The Princess had many dressers, but the film focuses on a rather fictional Maggie (Sally Hawkins) who is basically the only one she can trust besides her children. Later in the film, Maggie confesses she has a crush on Diana (who wouldn’t). However, there is no actual evidence for this situation, it being rather a form of representation, serving to show Diana with someone who genuinely loves her: “It’s not just me that cares.” Kristen Stewart sometimes tries too hard to embody the mannerisms of the People’s Princess, but the exaggeration works surprisingly well in the way that it heightens the drama of everyday life, from attending a family dinner to dressing alone, all while struggling with mental issues.
Diana tries to find the strength to love herself throughout the film, as she was struggling with self-harm, bulimia, and the general feeling of losing her individuality. An LA Times Article from 1992 mentions how Diana was said to have flung herself down the stairs, cut her wrists, chest, and thighs with razors, knives, and lemon slicers as cries for help nobody listened to. In the film, the only solace she finds is in Maggie and her children, who she tries to shelter from the family traditions and tries to break the mould by buying them gas station Christmas gifts, not having them traumatically shoot birds as part of the ritual of becoming a man that Prince Charles had to do while he was younger, and taking them to KFC with a red convertible in central London.

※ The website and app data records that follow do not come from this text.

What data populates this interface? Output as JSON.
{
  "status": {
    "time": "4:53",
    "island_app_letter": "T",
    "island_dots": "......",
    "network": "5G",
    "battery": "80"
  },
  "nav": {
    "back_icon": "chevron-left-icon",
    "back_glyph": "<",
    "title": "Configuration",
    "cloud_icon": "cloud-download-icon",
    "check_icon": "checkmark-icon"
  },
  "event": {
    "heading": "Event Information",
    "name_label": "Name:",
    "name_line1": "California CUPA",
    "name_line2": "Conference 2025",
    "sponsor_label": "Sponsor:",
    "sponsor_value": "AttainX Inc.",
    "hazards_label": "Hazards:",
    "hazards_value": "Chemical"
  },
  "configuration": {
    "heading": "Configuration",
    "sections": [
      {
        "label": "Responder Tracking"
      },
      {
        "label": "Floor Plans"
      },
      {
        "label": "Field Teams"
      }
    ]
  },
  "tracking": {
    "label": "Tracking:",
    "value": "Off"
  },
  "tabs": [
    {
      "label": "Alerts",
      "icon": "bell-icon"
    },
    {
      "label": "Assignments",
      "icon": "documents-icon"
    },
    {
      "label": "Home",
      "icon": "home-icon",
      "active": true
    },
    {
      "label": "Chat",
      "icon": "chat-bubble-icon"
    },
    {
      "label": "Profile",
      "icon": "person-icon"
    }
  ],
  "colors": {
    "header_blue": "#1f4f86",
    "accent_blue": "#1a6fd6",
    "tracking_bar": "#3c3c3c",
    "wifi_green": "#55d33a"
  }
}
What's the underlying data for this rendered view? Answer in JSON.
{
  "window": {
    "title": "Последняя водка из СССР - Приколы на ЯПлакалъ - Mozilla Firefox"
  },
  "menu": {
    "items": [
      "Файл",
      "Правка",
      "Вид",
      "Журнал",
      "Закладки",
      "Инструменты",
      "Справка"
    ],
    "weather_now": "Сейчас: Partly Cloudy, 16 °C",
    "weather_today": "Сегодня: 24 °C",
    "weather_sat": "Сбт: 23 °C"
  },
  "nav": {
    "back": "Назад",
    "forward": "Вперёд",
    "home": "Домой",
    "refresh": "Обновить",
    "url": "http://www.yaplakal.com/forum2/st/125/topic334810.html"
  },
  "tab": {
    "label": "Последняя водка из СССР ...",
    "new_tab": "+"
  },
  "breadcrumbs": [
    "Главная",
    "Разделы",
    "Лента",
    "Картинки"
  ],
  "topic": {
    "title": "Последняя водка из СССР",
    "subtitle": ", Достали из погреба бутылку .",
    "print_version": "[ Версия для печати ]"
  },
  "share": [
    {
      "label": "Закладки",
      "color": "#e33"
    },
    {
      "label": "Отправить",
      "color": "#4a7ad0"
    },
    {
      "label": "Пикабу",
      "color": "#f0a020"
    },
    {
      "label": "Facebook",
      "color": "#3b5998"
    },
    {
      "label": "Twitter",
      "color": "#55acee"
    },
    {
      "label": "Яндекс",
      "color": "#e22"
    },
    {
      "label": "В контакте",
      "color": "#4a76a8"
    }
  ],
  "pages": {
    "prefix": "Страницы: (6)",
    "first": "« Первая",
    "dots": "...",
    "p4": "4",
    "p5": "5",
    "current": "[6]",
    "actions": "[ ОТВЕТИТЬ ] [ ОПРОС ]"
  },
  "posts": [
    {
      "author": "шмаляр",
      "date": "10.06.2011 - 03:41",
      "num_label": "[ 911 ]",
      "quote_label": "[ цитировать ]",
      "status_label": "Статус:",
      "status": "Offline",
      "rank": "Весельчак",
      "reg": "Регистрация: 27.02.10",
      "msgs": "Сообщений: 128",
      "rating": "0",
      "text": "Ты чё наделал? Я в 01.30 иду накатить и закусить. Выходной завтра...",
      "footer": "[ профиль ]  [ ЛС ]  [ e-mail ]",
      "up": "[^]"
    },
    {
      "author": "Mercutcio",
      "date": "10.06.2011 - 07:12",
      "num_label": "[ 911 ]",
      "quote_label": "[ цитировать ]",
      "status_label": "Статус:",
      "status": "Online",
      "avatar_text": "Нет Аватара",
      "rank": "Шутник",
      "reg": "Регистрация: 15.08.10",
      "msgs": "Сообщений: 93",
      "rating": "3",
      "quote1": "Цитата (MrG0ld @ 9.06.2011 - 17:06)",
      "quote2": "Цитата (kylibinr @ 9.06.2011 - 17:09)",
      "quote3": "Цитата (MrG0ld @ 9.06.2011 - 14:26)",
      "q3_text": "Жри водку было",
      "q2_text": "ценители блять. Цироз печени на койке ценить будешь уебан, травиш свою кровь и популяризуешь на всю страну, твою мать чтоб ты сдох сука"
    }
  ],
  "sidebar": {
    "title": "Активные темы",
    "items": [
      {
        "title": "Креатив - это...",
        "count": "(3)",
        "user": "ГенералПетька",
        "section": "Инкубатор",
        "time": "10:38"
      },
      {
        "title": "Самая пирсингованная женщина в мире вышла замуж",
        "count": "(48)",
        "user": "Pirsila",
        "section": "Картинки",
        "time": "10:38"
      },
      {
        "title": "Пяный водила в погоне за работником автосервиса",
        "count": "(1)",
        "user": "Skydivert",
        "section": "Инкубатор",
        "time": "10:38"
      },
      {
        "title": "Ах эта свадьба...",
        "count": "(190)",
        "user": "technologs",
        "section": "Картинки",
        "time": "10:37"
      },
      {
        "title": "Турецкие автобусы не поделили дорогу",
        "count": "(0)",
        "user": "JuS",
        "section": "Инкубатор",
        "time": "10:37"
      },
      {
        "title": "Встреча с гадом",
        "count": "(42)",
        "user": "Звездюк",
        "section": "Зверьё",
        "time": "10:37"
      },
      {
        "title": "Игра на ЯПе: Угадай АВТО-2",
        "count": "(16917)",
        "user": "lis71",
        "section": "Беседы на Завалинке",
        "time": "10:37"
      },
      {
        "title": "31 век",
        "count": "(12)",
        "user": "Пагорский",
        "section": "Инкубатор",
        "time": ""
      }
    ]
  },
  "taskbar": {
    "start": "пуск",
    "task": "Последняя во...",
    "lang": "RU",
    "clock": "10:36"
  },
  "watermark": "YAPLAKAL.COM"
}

She keeps pushing the boundaries to go, wear, and do whatever she wants, but that comes with the cost of being rejected and alienated by the family who was supposed to support. She needs to cut her ties with the blue blood but can’t. She relieves stress by running in the empty fields of the royal palace and dancing in a mirror, showing how only movement can bring her joy and freedom from herself and her environment. The scarecrow on the empty land of her old, now demolished, ranch depicts Diana’s childhood, and her dressing up in her father’s jacket that has been lying on it is a form of reconnection with her roots and emotions. In the end, she dresses the scarecrow in her own clothes, leaving behind, like her father, something she no longer feels in touch with, realising she can have a future of her own where she doesn’t need to rely on anyone’s approval.
Spencer is a good depiction of Diana’s mental health issues which were silenced while she was alive to not stain the royal family’s immaculate press coverage, and is a good film to binge-watch this winter season for it makes you understand Diana and appreciate more the connections between freedom and tradition.
Spencer is out right now: